DIRECTIONS FOR THIS TASK:
The answer is the set of lines that include "Descriptive", copied from the data below.

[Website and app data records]
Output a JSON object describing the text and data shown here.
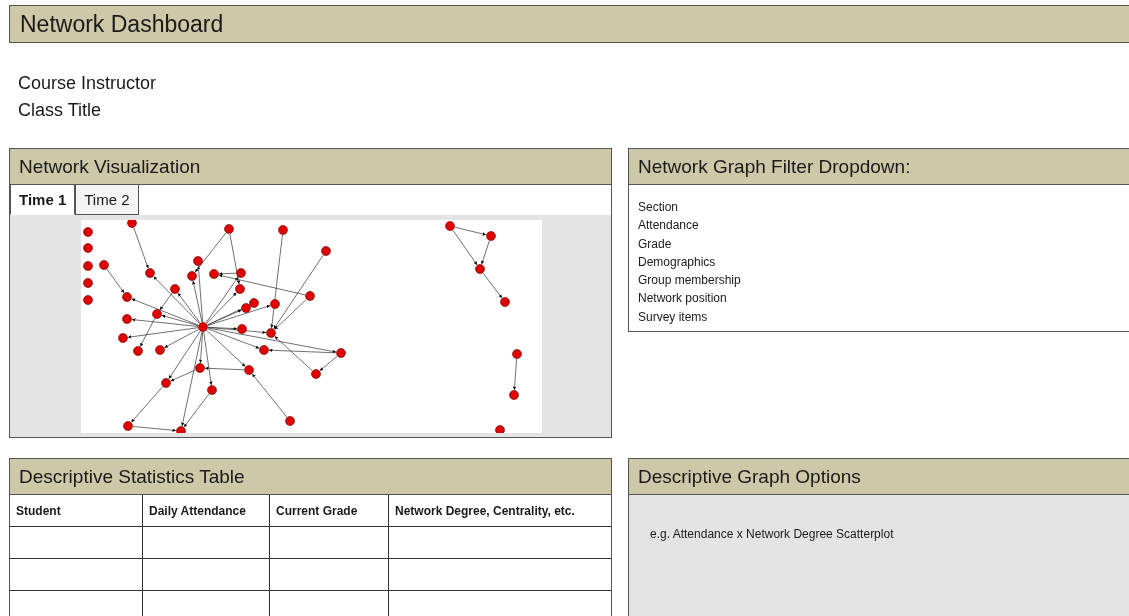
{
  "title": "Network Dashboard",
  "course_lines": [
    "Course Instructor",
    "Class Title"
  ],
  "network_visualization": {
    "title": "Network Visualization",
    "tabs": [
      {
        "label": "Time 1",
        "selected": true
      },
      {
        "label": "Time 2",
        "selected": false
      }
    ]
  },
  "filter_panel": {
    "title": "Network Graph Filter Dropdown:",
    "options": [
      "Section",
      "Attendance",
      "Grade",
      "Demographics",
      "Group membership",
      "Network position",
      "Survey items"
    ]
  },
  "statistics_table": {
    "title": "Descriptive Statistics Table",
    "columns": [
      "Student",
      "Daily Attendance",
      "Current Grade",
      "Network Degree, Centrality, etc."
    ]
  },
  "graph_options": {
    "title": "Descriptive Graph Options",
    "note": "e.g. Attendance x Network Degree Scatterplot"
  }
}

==

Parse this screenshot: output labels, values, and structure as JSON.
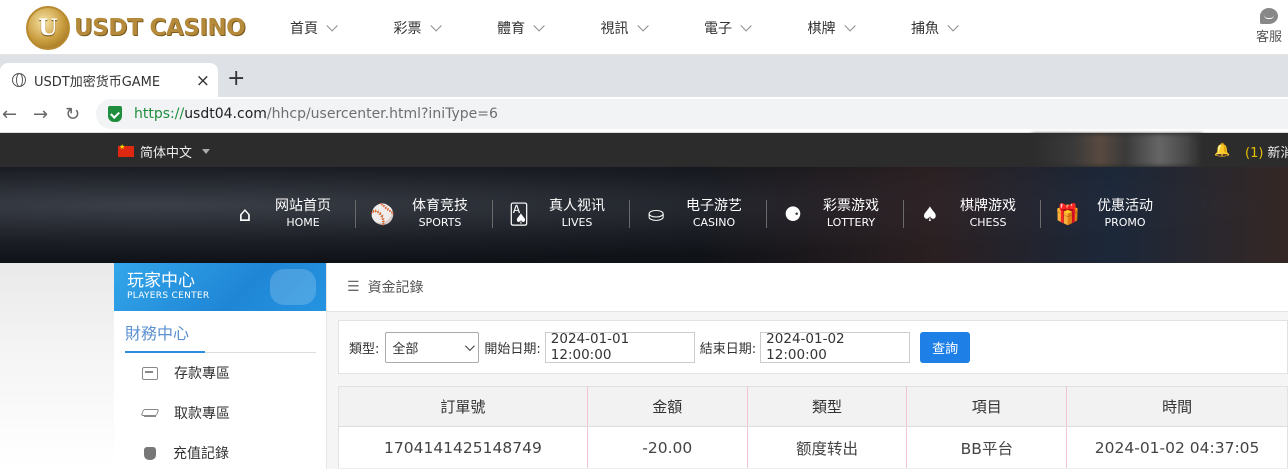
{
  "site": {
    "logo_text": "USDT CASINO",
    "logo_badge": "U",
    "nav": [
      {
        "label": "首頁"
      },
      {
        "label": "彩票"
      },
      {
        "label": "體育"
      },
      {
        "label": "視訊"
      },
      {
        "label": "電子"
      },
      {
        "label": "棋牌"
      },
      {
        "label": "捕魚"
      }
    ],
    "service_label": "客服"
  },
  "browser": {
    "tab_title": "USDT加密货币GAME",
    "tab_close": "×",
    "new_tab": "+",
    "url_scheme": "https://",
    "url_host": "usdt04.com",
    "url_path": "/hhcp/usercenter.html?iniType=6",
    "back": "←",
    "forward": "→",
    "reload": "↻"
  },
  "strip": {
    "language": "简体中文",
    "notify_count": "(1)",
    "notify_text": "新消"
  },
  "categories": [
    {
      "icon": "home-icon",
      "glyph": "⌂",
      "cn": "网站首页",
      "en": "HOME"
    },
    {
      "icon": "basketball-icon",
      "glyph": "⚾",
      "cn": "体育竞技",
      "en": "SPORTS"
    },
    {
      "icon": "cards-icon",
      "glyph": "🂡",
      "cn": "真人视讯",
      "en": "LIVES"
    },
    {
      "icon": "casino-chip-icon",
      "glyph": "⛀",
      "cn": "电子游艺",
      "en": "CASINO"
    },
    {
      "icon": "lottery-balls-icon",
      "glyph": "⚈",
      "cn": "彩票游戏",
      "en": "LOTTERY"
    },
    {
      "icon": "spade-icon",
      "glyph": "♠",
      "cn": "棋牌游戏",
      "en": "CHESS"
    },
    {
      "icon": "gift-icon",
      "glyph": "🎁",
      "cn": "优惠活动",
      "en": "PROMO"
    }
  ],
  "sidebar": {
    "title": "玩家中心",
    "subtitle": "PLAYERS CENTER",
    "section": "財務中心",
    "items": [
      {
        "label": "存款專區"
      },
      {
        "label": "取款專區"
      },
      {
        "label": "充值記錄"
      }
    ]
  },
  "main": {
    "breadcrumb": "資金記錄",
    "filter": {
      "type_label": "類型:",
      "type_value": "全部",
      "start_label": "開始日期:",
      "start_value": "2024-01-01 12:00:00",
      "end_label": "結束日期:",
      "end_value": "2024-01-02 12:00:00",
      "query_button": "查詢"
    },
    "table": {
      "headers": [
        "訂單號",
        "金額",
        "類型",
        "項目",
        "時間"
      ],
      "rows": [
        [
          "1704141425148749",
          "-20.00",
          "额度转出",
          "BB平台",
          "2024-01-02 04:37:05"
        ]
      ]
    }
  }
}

ANSWER TO THIS PROBLEM:
    "title": "Descriptive Statistics Table",
    "title": "Descriptive Graph Options",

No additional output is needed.